Western Australia is the largest state in Australia covering the entire western third of the continent. It is the fourth most populous state representing 11 per cent of the Australian population. Ninety-two per cent of its 2.5 million citizens reside in the south-west corner leaving the rest of this vast state sparsely populated. Due to this population disparity, regional and remote communities in WA have experienced decades of comparative service limitations and poor infrastructure development. WA’s economy is largely driven by resources extraction and processing of minerals and petroleum, followed by agricultural commodities and a range of more marginal industries, e.g. tourism and aquaculture. Despite attempts to diversify, WA retains a largely mono-economy centred on mining resources, thereby positioning the state as highly susceptible to boom-bust mining cycles. Since 2014, WA has experienced a mining related economic downturn or bust cycle, impacting largely on the employment and housing sectors and limiting population growth.
As the majority of mining projects are located in regional and remote WA, the late 2000s – at the height of mining resource boom cycle – saw increasing calls to redirect government spending from the major population centres (mostly the Greater Perth Metropolitan area) to rural and remote communities, particularly those hosting mining and associated construction/service industries and workforces. What ensured was policy formulation of the Royalties for Regions (RfR) scheme, which enshrined in legislation a 25 per cent reinvestment of mining royalty payments to regional communities. Since 2009, RfR has become the cornerstone of regional policy and development in the state with funding provided to over 3600 projects and programs to facilitate economic, business and social development. The scheme has significantly benefitted regional WA through infrastructure renewal and service support, potentially allowing for the introduction of new industries and population increases in regional areas. It remains the only policy of its type in the Australian context. However, from the outset, the scheme has remained both controversial and highly scrutinised, particularly given its AUS$1 billion-a year regional spend.

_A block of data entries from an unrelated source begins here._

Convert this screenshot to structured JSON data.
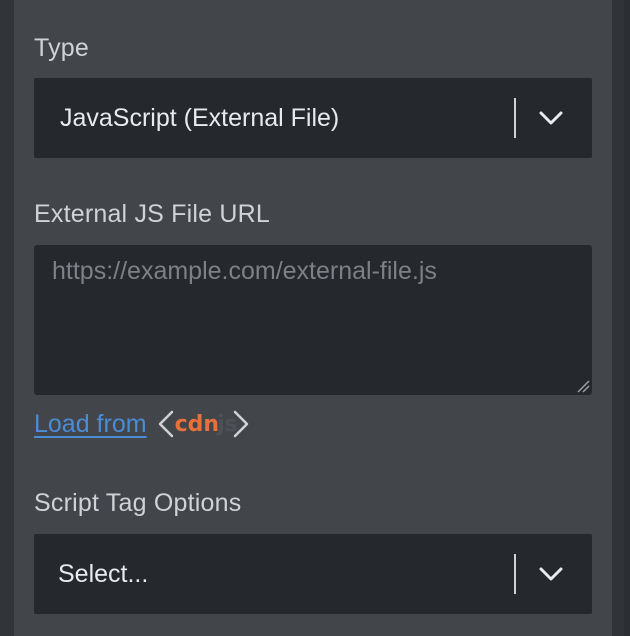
{
  "type_field": {
    "label": "Type",
    "value": "JavaScript (External File)"
  },
  "external_url_field": {
    "label": "External JS File URL",
    "placeholder": "https://example.com/external-file.js",
    "value": ""
  },
  "load_from": {
    "link_label": "Load from",
    "badge_text": "cdn",
    "badge_ghost": "js"
  },
  "script_tag_options": {
    "label": "Script Tag Options",
    "value": "Select..."
  },
  "colors": {
    "panel_bg": "#42464b",
    "input_bg": "#25282c",
    "link": "#4a8cd6",
    "cdn_accent": "#e8703a"
  },
  "icons": {
    "dropdown": "chevron-down-icon",
    "resize": "resize-grip-icon",
    "cdn_brackets": "angle-brackets-icon"
  }
}
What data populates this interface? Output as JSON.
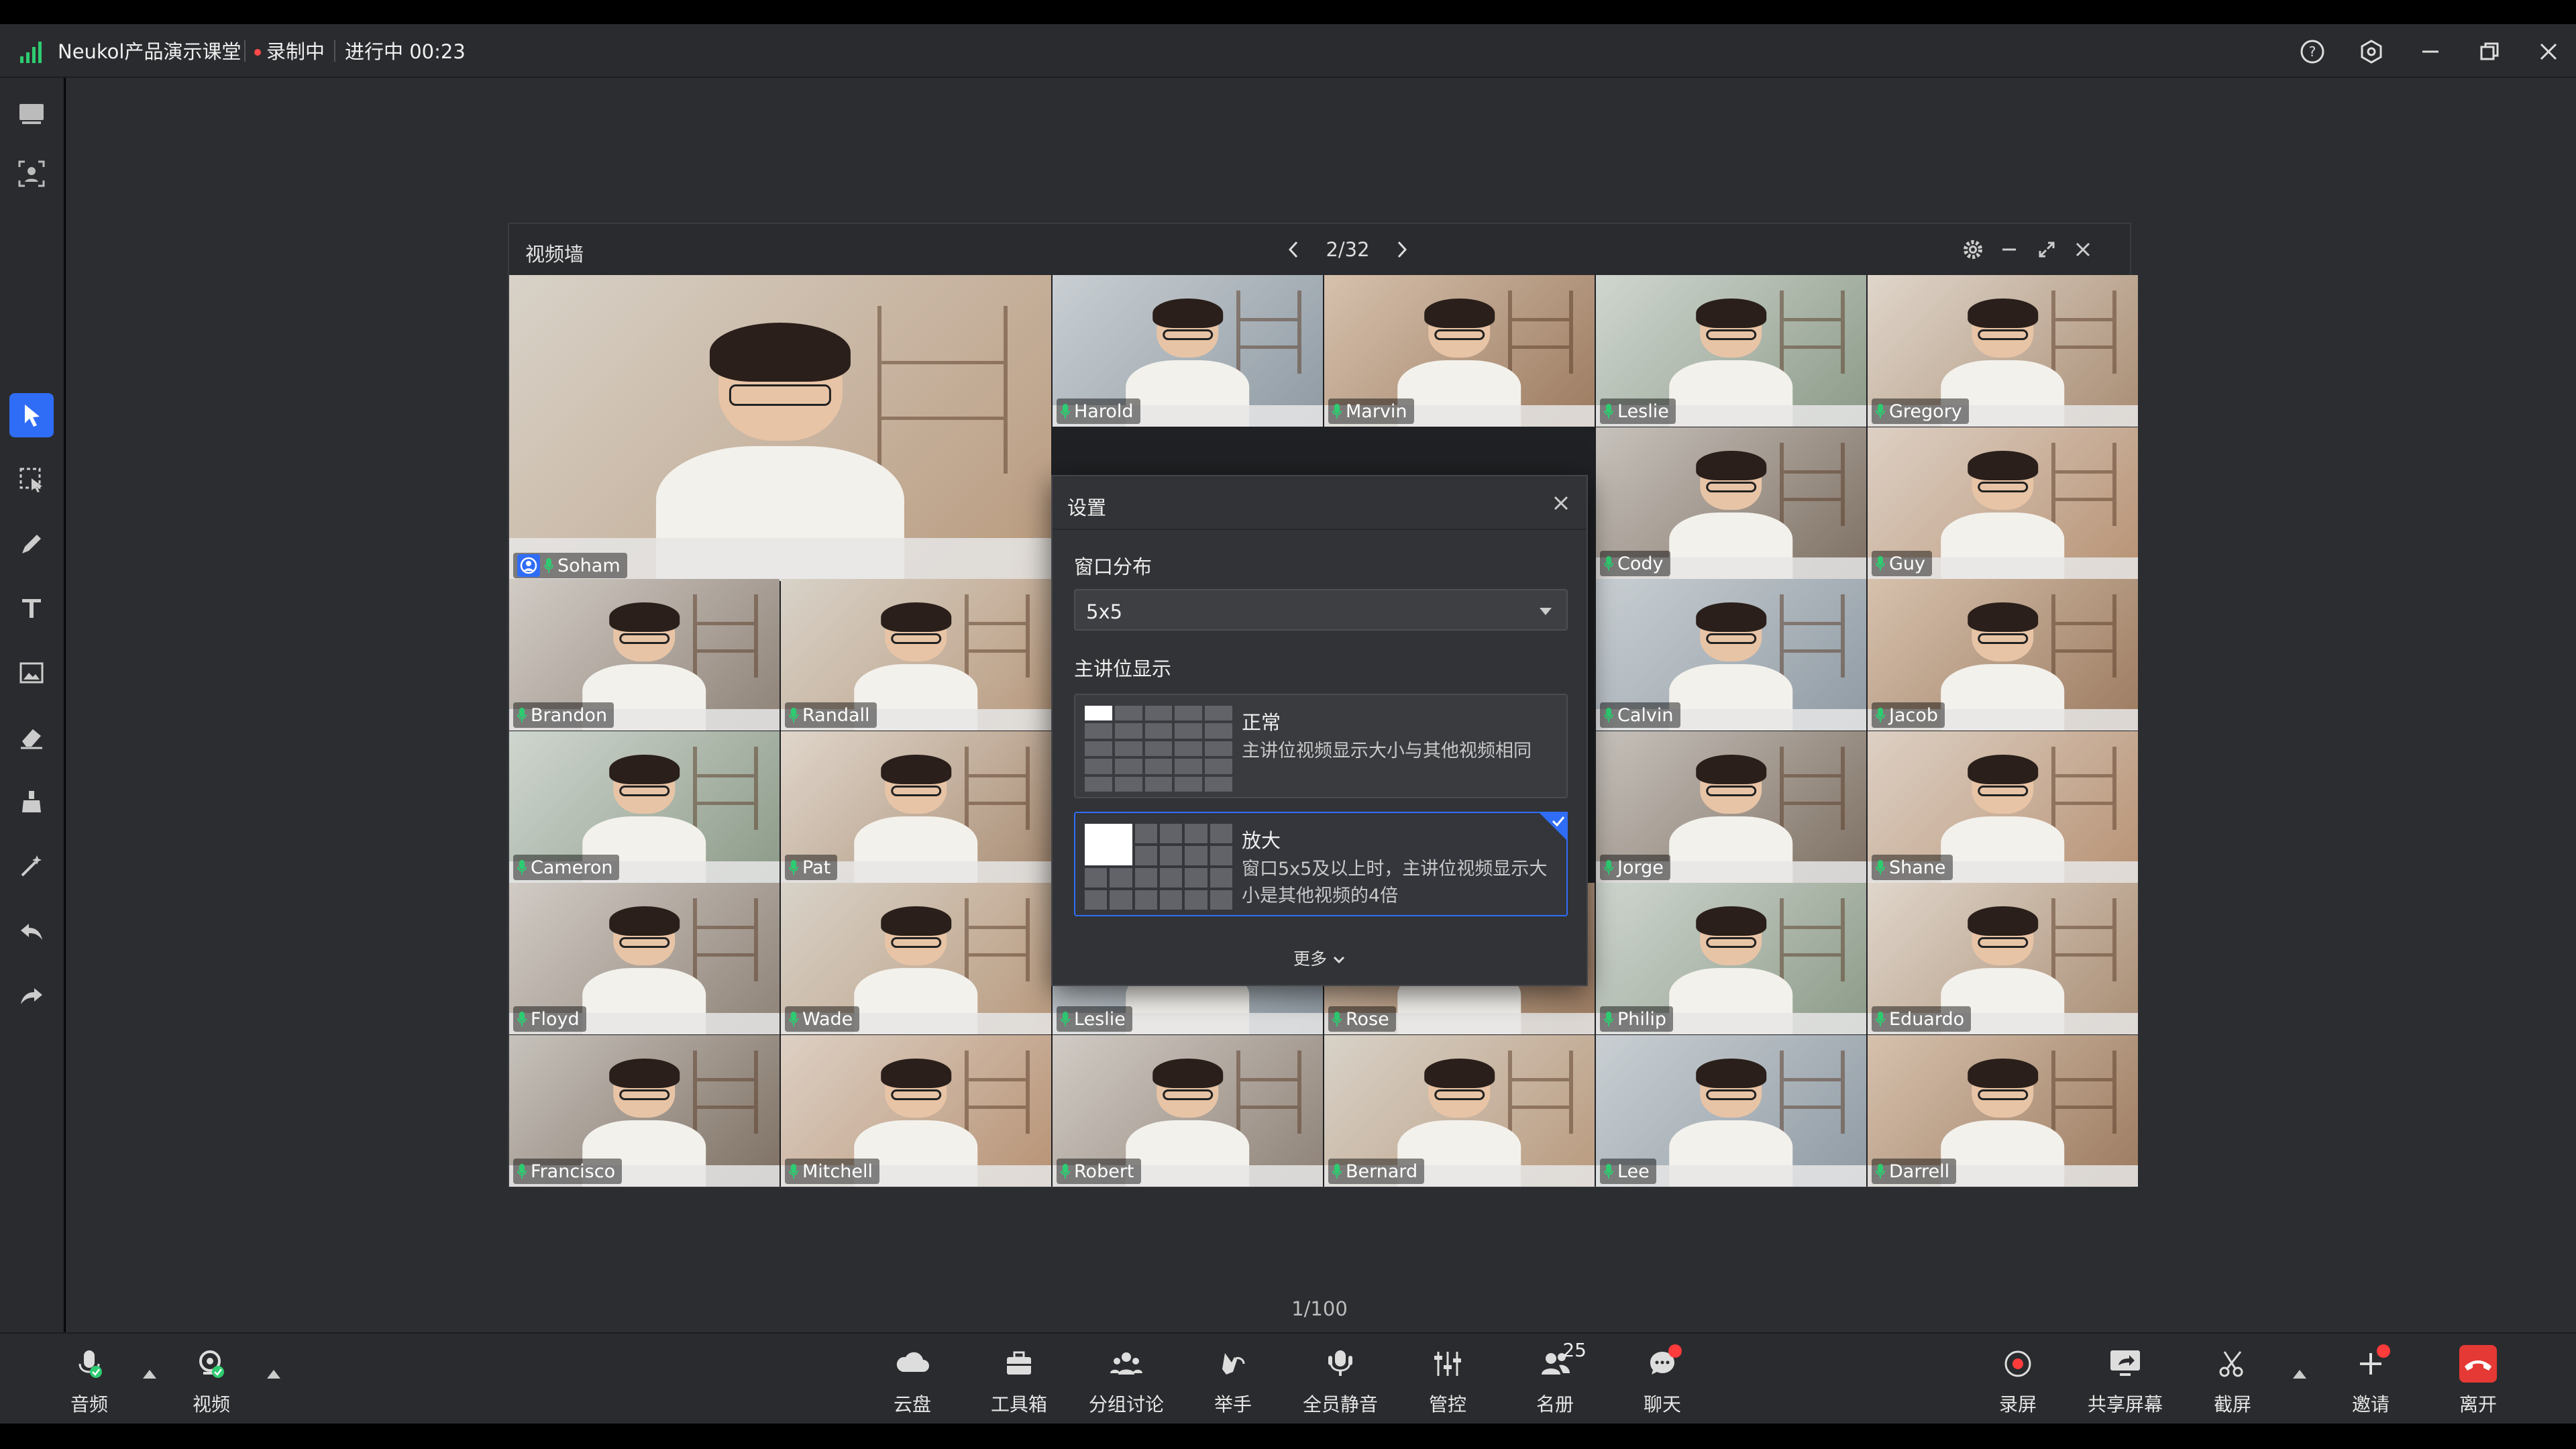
{
  "titlebar": {
    "app_title": "Neukol产品演示课堂",
    "recording_label": "录制中",
    "status": "进行中 00:23",
    "icons": [
      "help-icon",
      "settings-hex-icon",
      "minimize-icon",
      "restore-icon",
      "close-icon"
    ]
  },
  "left_rail": {
    "top_icons": [
      "whiteboard-icon",
      "face-frame-icon"
    ],
    "tools": [
      "pointer-icon",
      "select-icon",
      "pen-icon",
      "text-icon",
      "image-icon",
      "eraser-icon",
      "clear-icon",
      "magic-wand-icon",
      "undo-icon",
      "redo-icon"
    ],
    "active_tool": "pointer-icon"
  },
  "video_wall": {
    "title": "视频墙",
    "pager": "2/32",
    "main_speaker": "Soham",
    "tiles": [
      "Harold",
      "Marvin",
      "Leslie",
      "Gregory",
      "Cody",
      "Guy",
      "Brandon",
      "Randall",
      "Calvin",
      "Jacob",
      "Cameron",
      "Pat",
      "Jorge",
      "Shane",
      "Floyd",
      "Wade",
      "Leslie",
      "Rose",
      "Philip",
      "Eduardo",
      "Francisco",
      "Mitchell",
      "Robert",
      "Bernard",
      "Lee",
      "Darrell"
    ]
  },
  "settings_dialog": {
    "title": "设置",
    "layout_label": "窗口分布",
    "layout_value": "5x5",
    "speaker_label": "主讲位显示",
    "options": [
      {
        "title": "正常",
        "desc": "主讲位视频显示大小与其他视频相同",
        "selected": false
      },
      {
        "title": "放大",
        "desc": "窗口5x5及以上时，主讲位视频显示大小是其他视频的4倍",
        "selected": true
      }
    ],
    "more_label": "更多"
  },
  "page_count": "1/100",
  "toolbar": {
    "left": [
      {
        "label": "音频",
        "icon": "microphone-icon"
      },
      {
        "label": "视频",
        "icon": "camera-icon"
      }
    ],
    "center": [
      {
        "label": "云盘",
        "icon": "cloud-icon"
      },
      {
        "label": "工具箱",
        "icon": "toolbox-icon"
      },
      {
        "label": "分组讨论",
        "icon": "group-icon"
      },
      {
        "label": "举手",
        "icon": "raise-hand-icon"
      },
      {
        "label": "全员静音",
        "icon": "mute-all-icon"
      },
      {
        "label": "管控",
        "icon": "control-sliders-icon"
      },
      {
        "label": "名册",
        "icon": "roster-icon",
        "count": "25"
      },
      {
        "label": "聊天",
        "icon": "chat-icon"
      }
    ],
    "right": [
      {
        "label": "录屏",
        "icon": "record-icon"
      },
      {
        "label": "共享屏幕",
        "icon": "share-screen-icon"
      },
      {
        "label": "截屏",
        "icon": "screenshot-icon"
      },
      {
        "label": "邀请",
        "icon": "invite-plus-icon"
      },
      {
        "label": "离开",
        "icon": "leave-phone-icon"
      }
    ]
  },
  "colors": {
    "accent": "#2f6df6",
    "mic_green": "#2ecc71",
    "alert_red": "#ff3b3b",
    "leave_red": "#e53935"
  }
}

In March 2017, the sitting Coalition government, engineers of the RfR policy, suffered electoral defeat. The newly elected government (Australian Labor Party) had as one of its electoral promises a review of the RfR scheme and commenced revising and reprioritising scheme funding post its election success. This has created considerable discontent in regional WA, particularly where RfR funded infrastructure projects were promised or in the pipeline. While the emphasis of the scheme has changed, there is no indication that it will be abolished under the new government. However its focus has now moved away from regional towns towards supporting the development and growth of particularly industries, e.g. tourism, agriculture, aquaculture and viticulture as a means of boosting regional employment and future economic diversity. The incumbent government has identified an initial focus on the agricultural sector and improving water quality and access as reprioritised RfR targets. Currently it remains too early to predict the direction of regional development and policy in WA under the new government.